He also made use of rhyming couplets in the dialogues of his plays. Molires plots would be solved by a deus ex machine and one of his lead influences were commedia dellarte, where stock characters were resembled (Wilson & Goldfarb 2010:257-258). Molire had an option of two career choices if he wanted to be wealthy. He could have fallowed his fathers footsteps and become an upholsterer in the service of the king or he could have become a lawyer. But he left school in 1643 and decided to change his name to Molire. He was imprisoned for dept in 1645 because his theatre went bankrupt.
While his troupe was performing in the provinces till 1658, he was able to coach the performers with his methods. Molires plays were very successful but some of his plays like Tartuffe were banned. He did not only write one third of the troupes plays, but he was also the company manager and an actor. Molire lived an unhappy life, because he had to work harder for financial stability and his wife was also notorious for her flirtations. In 1673 Molire died when he fainted at one of the performances, because he suffered from a lung ailment (Wilson & Goldfarb 2010:258-260).
Cardinal Richelieu erected the Palais Cardinal and after his death it was called the Palais-Royal.

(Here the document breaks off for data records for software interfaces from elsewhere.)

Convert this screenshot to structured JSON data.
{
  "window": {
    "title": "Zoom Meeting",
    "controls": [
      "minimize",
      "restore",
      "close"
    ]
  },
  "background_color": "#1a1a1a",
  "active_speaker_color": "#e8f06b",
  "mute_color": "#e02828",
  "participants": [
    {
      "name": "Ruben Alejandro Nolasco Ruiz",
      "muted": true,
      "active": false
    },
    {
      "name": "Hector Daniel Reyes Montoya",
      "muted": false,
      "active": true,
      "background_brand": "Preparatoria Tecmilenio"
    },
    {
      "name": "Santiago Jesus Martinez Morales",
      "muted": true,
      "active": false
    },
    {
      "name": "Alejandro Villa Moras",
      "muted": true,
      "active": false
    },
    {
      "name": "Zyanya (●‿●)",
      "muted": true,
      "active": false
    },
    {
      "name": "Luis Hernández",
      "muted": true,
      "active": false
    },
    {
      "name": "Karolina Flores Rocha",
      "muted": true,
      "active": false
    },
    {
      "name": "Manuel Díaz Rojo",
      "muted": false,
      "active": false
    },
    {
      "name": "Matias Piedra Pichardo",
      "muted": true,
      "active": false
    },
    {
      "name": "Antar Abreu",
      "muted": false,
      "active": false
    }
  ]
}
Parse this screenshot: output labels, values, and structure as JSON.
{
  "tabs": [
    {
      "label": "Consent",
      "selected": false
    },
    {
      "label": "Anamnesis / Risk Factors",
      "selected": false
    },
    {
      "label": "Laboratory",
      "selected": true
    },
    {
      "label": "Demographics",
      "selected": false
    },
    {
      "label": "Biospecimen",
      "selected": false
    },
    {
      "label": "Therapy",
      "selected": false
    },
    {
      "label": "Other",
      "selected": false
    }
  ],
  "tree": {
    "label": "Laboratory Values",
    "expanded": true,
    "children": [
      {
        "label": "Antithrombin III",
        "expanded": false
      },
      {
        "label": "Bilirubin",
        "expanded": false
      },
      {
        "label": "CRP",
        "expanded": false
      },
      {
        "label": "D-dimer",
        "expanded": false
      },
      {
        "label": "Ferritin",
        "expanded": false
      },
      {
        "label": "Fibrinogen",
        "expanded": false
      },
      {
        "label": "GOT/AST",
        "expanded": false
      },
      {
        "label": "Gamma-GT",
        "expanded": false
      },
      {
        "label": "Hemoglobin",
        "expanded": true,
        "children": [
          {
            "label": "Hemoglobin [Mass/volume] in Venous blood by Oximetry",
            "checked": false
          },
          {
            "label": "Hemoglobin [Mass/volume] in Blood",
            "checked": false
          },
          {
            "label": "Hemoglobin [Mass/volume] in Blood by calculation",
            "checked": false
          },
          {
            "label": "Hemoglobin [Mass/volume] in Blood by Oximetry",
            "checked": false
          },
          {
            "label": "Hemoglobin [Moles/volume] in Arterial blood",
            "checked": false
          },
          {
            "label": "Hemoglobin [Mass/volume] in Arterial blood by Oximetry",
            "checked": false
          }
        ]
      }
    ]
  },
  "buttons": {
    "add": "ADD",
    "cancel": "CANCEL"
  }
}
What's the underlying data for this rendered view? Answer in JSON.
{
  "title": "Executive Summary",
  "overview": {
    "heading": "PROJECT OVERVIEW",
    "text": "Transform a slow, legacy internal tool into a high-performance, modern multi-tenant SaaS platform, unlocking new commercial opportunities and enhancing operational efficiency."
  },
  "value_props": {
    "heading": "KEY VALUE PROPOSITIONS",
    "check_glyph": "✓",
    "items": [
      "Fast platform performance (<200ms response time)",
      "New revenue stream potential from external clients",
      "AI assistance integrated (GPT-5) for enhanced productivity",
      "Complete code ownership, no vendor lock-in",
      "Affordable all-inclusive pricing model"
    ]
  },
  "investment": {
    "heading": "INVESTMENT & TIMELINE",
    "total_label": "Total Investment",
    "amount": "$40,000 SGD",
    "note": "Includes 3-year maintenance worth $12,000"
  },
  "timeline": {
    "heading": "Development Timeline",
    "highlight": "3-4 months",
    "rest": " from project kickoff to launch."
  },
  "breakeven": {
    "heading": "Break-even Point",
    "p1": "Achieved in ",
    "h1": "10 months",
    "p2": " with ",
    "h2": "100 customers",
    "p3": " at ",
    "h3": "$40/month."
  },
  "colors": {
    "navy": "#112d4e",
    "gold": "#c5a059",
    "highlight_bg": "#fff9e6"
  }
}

The Palais Cardinal was a theatre in France that was a rectangular form and had a stage at the one end and sitting space on three sides around it where it accommodated 1 500 spectators. The area in front was called the pit and it accommodated 300 people, the raised amphitheatre behind the pit accommodated 700 sitting spaces, another 330 sitting spaces was accommodated in the galleries, 50 wealthy nobles were seated on the sides of the stage and 70 people could have stand at the very back. The theatre made use of Italianate scene-shifting machinery and was also the first proscenium-arch theatre in France. An Italian scenic wizard called Giacomo Torelli installed scene-changing equipment in France and also designed the scenery.
He installed a pole-and-chariot system in the Palais-Royal which included him to build a platform stage 6 feet high, 49 feet wide, and 48 feet deep. French proscenium-arch theater buildings consisted of an amphitheatre in the back, opposite the stage that was bleacher-like seating and that made it differed from the ordinary Italian proscenium-arch theater buildings (Wilson & Goldfarb 2010:261-262). As seen above, the theatre of art has been developed in every aspect from the English renaissance, through the Italian- till the French renaissance. From the greatest dramatists to the most amazing methods to change scenes on set.
The renaissance period was not only a period of rebirth, but a period where spectacular theatre elements have been developed and improved.
Wilson, E. & Goldfarb, A. 2010. Living Theatre: A History, 4th ed. New York: McGraw Hill.
Wilson, E. & Goldfarb, A. 2010. Living Theatre: A History, pp 26-271, in University of the Free State 2014, DRAH1504 History of the Performance, Grov, M., Bloemfontein.